“You forgot me.” My Arrogant One pouted.
“Now did I be doin’ thet?” My Old Dwarf didn’t wait for a reply, but dove headlong at the tangle of branches, using his axe to enlarge the passageway.
I grabbed my Arrogant One. “Just fall in line behind Cleric.”
Once on the other side of the branch wall, we headed down the wide avenue straight ahead of us, the path taken by the knights when they had departed us our first day in this world. Trees lined both sides of the road, their branches forming a canopy overhead, shielding us from the hot midday sun. At the end of the twin line of trees, the road continued for several miles through open fields before starting the gentle ascent into the rolling hillside. A cooling breeze swept across the countryside.
As we rounded a bend in the road, we came upon the ruins of a castle in the foothills. The trio of knights we had been tasked with helping were there, positioned to challenge any intruders.
“Halt! Why hast thou come here, witch? Must every stone of this castle fall before thou art satisfied?” The ranking knight’s voice cracked with emotion.
I scowled at the chevalier and his two comrades. “I told you before, sir knight, if I were a witch, you would be a toad, hopping around on the forest floor.”
“Then what brings thee to our castle . . . or what is left of it?” The second knight’s voice was as full of emotion as was his commander’s.
Dragon stepped forward. “We have come to help.”
The third knight drew his sword. “Yes! Thou hast come to help our enemies in their final onslaught.”
Dragon raised her hands in a placating gesture. “No. We have no knowledge of your enemies. The Lord of the Forest has petitioned us to give you aid.”
The ranking knight narrowed his gaze. “The unicorn sent thee? Why did thou not tell us this when we met some days ago?”
I stepped forward. “We had not encountered the unicorn then.”
The knight who had drawn his sword sheathed it again. “The noble beast is too late in sending us aid. Our castle lies in ruins, and our enemies will surely return by nightfall to annihilate us.”
I squared my shoulders and set my jaw. “Not if we can help it.”
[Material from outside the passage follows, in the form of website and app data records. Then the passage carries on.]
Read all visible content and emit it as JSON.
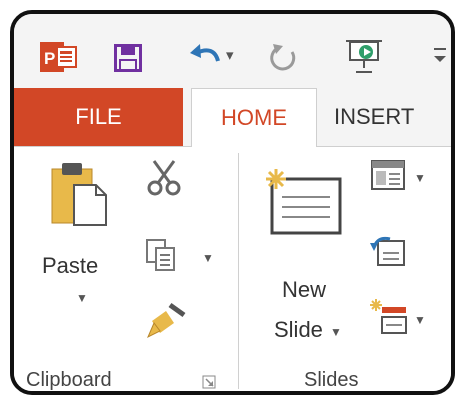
{
  "tabs": {
    "file": "FILE",
    "home": "HOME",
    "insert": "INSERT"
  },
  "quick_access": {
    "app_logo_text": "P",
    "icons": [
      "powerpoint-logo-icon",
      "save-icon",
      "undo-icon",
      "redo-icon",
      "start-slideshow-icon",
      "customize-toolbar-icon"
    ]
  },
  "clipboard": {
    "paste_label": "Paste",
    "group_label": "Clipboard"
  },
  "slides": {
    "new_slide_line1": "New",
    "new_slide_line2": "Slide",
    "group_label": "Slides"
  },
  "colors": {
    "file_tab": "#d24726",
    "home_text": "#d24726",
    "save_icon": "#7030a0",
    "undo_icon": "#2e75b6",
    "clipboard_yellow": "#e8b94a"
  }
}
What aid might we give the knights? If we stand with them, will their enemies overwhelm us? Will we perish beside them, here in this strange land? If we save the knights and help them defeat their enemies, will the unicorn keep his word and help us return home? Be sure to join us again next week to find out! We’ll leave the porch light on for you.